» **WHAT YOU ARE ASKED TO DO**:
In the material below, tally the lines that include the string "this", then write down only the total.

*** RECORDS FOR PROCESSING ***

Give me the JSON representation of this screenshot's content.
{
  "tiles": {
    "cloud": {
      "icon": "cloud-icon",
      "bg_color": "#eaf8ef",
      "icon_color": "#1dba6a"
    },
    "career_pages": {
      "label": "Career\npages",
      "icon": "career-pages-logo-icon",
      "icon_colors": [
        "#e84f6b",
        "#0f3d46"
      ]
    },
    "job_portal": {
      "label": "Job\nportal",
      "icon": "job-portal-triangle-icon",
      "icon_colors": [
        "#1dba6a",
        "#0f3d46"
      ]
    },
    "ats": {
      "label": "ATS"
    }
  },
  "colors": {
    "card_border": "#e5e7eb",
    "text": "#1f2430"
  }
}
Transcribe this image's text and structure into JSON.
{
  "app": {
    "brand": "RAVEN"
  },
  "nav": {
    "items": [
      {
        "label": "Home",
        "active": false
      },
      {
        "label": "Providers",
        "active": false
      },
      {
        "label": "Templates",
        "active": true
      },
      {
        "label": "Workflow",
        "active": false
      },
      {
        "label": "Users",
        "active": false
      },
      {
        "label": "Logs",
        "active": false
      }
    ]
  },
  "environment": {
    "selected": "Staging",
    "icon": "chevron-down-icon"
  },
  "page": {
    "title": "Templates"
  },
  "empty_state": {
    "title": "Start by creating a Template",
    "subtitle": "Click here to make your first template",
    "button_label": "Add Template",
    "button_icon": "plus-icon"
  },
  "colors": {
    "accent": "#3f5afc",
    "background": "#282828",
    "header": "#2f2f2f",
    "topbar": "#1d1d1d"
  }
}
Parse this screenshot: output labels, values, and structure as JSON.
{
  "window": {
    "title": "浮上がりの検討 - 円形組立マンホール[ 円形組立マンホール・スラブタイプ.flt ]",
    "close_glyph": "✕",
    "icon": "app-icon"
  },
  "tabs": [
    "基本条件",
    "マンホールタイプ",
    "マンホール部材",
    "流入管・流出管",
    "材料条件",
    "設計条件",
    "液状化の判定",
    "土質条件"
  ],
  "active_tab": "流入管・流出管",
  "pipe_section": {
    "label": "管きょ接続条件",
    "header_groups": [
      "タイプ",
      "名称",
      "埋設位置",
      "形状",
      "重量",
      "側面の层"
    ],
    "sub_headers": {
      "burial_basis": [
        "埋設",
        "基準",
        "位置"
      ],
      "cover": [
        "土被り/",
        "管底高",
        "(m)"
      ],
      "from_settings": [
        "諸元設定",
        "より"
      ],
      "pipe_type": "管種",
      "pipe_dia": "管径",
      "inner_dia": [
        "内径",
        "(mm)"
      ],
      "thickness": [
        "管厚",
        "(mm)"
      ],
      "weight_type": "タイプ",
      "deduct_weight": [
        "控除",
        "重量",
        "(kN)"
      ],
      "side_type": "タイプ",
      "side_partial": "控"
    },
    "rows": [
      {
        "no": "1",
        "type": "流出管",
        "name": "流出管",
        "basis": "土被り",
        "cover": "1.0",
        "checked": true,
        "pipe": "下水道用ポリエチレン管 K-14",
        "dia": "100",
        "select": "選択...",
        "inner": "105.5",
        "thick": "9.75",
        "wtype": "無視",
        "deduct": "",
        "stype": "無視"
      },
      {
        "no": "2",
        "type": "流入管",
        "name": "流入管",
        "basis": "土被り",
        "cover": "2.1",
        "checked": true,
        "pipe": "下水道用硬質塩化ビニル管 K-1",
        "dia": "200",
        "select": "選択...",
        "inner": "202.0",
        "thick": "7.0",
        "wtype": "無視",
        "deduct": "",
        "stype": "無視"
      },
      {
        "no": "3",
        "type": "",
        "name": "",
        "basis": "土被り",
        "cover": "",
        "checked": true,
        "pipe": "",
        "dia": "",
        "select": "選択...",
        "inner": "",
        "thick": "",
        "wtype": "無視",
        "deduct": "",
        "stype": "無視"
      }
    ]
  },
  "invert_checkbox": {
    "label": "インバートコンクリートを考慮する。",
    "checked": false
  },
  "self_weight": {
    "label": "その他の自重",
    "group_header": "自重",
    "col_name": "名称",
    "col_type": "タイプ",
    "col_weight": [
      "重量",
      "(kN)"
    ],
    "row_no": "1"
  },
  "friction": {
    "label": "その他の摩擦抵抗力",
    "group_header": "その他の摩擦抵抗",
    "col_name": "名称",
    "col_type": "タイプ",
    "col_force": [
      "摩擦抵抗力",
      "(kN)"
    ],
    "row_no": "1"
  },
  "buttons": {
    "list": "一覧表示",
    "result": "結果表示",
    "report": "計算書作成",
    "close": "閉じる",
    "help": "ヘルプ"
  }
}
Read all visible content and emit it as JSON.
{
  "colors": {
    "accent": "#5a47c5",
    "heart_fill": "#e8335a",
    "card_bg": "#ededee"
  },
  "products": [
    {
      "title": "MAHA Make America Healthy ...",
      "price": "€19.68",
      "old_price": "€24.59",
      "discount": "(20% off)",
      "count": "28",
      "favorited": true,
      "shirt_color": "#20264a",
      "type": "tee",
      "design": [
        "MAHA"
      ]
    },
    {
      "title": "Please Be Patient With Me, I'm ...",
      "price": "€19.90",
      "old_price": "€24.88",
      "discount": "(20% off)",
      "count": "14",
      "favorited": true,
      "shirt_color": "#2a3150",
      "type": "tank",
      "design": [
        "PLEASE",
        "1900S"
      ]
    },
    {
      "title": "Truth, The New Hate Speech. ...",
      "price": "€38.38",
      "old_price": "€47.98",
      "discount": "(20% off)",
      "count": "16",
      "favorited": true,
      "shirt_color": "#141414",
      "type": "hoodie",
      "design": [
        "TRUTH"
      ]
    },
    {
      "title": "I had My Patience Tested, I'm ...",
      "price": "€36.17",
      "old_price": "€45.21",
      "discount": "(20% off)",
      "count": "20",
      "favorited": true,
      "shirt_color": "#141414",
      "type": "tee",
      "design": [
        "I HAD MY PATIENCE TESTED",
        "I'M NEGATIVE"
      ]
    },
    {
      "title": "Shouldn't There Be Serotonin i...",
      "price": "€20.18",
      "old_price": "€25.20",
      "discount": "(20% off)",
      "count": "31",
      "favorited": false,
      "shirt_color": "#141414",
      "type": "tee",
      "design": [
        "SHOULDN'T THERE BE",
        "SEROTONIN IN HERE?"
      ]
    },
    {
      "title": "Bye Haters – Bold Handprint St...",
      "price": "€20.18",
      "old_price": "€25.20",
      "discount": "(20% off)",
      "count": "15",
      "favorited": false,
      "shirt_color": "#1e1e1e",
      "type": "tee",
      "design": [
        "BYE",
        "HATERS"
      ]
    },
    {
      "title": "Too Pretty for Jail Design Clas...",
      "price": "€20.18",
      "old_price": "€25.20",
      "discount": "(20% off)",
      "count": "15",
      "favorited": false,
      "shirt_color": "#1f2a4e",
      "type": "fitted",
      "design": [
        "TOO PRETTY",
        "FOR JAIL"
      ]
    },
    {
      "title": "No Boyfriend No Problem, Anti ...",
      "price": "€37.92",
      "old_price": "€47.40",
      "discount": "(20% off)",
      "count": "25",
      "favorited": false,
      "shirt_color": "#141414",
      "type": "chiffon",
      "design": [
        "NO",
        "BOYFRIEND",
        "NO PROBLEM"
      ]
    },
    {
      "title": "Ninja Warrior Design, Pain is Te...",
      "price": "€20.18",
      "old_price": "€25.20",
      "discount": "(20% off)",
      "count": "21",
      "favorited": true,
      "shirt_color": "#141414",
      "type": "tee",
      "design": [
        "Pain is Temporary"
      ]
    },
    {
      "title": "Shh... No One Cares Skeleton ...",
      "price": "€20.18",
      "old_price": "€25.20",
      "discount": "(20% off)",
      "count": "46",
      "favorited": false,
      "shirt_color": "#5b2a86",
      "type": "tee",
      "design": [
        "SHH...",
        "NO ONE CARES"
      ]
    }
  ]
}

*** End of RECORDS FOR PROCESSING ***

» **ANSWER SPACE**:
3